It was not immediately clear Wednesday why Vela changed his account. One observer at the trial said Vela had pulled off badges from his army uniform outside the courthouse before taking the stand. He described Vela's demeanor as angry and confused.

During the hearing, Vela, 23, frequently spoke in a mumble, glancing down or staring into space. He scowled and often answered tersely, "Yes, sir."

Hensley sat erect in his chair, at times jotting notes, chuckling and speaking with his attorney.

Asked what happened May 11, Vela described being in a camp close to the Euphrates River when the Iraqi stumbled into the platoon's area. Asked for more details, he said he wasn't sure about what came next. He described his team searching the interloper for weapons; the man's son then appeared by the troops' camp and they briefly held the youth.

Two of Vela's colleagues went into a pump station and another was on a berm, he said. Vela was left alone with Hensley and the Iraqi detainee. Hensley asked him whether he was taking care of security, Vela recalled.

The prosecution asked repeatedly whether the senior sniper had demanded that Vela shoot the Iraqi. Vela answered that he could not remember.

Asked why he shot the Iraqi a second time, Vela said, "It looked like he was suffering. His body was convulsing."

He testified that everything is a fog to him now. "I don't even remember squeezing the trigger. I didn't even hear the pistol discharge."

The testimony was a boost to Hensley, who faces three charges of premeditated murder over three incidents in April and May. However, Vela was unable to explain a Kalashnikov found on the Iraqi's body that Hensley's companions said was not there when the Iraqi crossed into their camp.

On Tuesday, Sandoval testified that while inside the nearby pump station he had heard Hensley outside ask Vela whether he was ready, and then heard shots fired. But Sandoval neither explained what Hensley meant nor saw what occurred.

Hensley also was indicted on three counts of planting arms and charged with insubordination. He is accused of tailoring two of his men's versions of events after the May 11 shooting. The court said Wednesday that Hensley had written Vela a letter in detention, but it decided it wasn't meant to intimidate him.

Vela's pretrial hearing on charges of premeditated murder, planting a weapon, making false statements and obstruction of justice is set to start Saturday.

In other testimony Wednesday, Hensley's defense brought witnesses to testify about shootings he or his men carried out April 14 and 27. The witnesses stressed the dangers of extremists in the area and said Hensley followed rules of engagement.

Soldiers from Hensley's section also said they were under pressure from their battalion commander and sergeant major to kill more insurgents.

The defense and prosecution did not mention an alleged program of baiting, in which soldiers reportedly were authorized to plant weapons in order to shoot to kill anyone who tried to take them.
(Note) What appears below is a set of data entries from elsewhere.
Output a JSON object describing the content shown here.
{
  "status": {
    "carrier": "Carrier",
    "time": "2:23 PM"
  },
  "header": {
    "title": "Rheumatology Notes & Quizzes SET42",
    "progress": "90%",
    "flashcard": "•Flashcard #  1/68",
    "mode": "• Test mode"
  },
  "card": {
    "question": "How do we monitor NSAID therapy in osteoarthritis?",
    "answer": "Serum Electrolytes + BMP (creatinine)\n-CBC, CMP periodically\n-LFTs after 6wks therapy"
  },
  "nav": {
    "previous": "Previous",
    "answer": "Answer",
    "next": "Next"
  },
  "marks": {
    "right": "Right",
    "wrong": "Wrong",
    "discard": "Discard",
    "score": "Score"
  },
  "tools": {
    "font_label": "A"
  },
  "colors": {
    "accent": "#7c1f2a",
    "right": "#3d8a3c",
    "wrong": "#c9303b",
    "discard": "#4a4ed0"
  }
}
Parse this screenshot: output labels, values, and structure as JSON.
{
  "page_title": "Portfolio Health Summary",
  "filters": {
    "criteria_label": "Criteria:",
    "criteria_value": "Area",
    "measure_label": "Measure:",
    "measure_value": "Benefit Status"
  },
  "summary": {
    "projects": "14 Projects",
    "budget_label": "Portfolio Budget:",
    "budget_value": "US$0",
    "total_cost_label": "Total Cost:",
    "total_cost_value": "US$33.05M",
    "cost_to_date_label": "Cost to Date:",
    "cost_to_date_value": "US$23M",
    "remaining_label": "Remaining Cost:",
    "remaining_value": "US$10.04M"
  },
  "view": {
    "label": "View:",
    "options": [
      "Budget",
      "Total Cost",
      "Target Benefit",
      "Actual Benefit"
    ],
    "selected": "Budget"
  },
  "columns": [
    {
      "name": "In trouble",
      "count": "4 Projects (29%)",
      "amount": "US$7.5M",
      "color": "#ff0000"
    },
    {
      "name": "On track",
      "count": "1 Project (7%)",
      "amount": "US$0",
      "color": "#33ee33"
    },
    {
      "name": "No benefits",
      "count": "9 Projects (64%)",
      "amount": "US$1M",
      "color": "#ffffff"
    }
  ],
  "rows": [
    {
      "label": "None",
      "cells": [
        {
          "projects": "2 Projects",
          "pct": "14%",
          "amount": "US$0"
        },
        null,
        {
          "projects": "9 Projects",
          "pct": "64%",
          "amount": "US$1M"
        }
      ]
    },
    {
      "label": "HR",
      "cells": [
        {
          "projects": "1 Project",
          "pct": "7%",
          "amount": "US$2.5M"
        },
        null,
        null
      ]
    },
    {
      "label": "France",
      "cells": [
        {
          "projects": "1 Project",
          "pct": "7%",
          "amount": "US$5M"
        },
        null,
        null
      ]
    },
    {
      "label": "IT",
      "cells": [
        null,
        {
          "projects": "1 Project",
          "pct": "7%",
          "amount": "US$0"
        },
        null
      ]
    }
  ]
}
Over the weekend, the court blocked a defense motion to introduce classified materials into the proceedings.

The killings of the three Iraqis came to light after two soldiers informed U.S. Army criminal investigators that they suspected their sniper section was running a program in which the troops planted weapon props.

The 17-year-old son of the Iraqi who was killed May 11 testified Tuesday and Wednesday. In between being summoned to court, the teenager sat in the sun with a group of people, including members of the sniper unit. The teenager said he did not recognize any of the people.